Alumna Finds Home in Oz, Again

For many women and children with unruly, curly hair, Tomasina Boyd Boone ’93 may be revered and considered the wonderful wizard of Oz.

36-ozShe launched an online haircare and beauty company, Afro Puffs (, a division of Beauty Named Ltd., after trying for years to find haircare products in her new home in Australia (often referred to as Oz by locals).

“As a black woman, I was struggling to find haircare products that would protect and hydrate my hair,” Boone said. “I found myself importing a lot of things from the states. Then I started thinking that I can’t be the only one.”

Today, her company is supplying haircare products to curly-haired women of a variety of ethnicities who live in all corners of the globe—from London to Malaysia to Brazil.

“What I like best about working in the beauty industry is the ability to make a person smile,” said Boone, a former board member of the Oswego Alumni Association and the 2004 Commencement Eve Torchlight speaker. “I’ll receive messages that will say, ’I have a mixed child and your products and information helped me so much.’ That’s really rewarding. I love that beauty can make people feel happy.”

Before moving to Australia with her husband, Eric Boone, for his work in international law, she was a self-described workaholic as the advertising beauty director at Essence magazine in New York City.

It took her years to adjust to the slower paced lifestyle as a stay-at-home mother of two daughters, Emerie and Talia. But she keeps busy now running her company, serving as president of the parent-teacher organization at her daughters’ school and volunteering at a variety of community and service organizations, including programs with the Aboriginal Australians.

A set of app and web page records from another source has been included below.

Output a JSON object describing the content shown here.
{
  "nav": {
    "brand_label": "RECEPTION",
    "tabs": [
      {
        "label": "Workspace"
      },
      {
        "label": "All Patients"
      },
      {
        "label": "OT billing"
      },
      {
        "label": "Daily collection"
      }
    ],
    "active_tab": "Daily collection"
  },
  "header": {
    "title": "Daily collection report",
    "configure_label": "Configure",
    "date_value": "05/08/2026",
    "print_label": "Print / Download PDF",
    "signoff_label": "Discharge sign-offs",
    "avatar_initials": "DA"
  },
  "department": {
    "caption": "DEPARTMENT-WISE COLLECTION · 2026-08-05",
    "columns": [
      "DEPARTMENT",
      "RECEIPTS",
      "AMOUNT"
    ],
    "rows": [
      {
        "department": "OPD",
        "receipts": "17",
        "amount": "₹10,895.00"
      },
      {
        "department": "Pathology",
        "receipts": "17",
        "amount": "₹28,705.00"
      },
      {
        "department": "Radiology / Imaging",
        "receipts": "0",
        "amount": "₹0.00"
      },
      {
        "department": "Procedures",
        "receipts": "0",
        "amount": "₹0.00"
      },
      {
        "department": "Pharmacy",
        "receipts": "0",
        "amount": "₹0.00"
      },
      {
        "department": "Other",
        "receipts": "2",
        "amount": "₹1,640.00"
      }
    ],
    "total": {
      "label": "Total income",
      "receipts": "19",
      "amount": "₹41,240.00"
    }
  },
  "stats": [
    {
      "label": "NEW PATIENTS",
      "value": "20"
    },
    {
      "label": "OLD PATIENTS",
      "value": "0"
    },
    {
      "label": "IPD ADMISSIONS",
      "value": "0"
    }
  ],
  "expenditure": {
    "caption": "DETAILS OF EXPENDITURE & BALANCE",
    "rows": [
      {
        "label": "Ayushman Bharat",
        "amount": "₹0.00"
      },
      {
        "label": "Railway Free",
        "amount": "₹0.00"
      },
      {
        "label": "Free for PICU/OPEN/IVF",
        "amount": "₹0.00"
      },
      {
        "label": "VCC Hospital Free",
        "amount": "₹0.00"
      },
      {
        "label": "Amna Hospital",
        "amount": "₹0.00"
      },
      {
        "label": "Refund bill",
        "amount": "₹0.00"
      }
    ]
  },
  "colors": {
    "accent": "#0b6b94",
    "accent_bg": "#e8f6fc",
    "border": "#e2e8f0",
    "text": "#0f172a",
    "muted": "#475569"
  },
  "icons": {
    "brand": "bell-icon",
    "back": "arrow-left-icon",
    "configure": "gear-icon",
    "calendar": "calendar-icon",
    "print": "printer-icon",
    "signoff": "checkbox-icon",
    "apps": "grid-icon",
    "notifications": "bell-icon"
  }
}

For example, through Alpha Kappa Alpha Sorority Inc., she helped organize and facilitate a workshop about the parallels in health issues between Australian Aboriginals and Black Americans at a United Nations conference held in Australia for NGO representatives.

“The safe haven that I found in Oswego helped nurture me into the woman I am now,” Boone said. “And I feel like this Oz is the same kind of environment for my girls. I can’t even begin to explain to you how I ended up in a place called Oz twice in my life, but I take comfort in it.”

—Margaret Spillett

Leave a Reply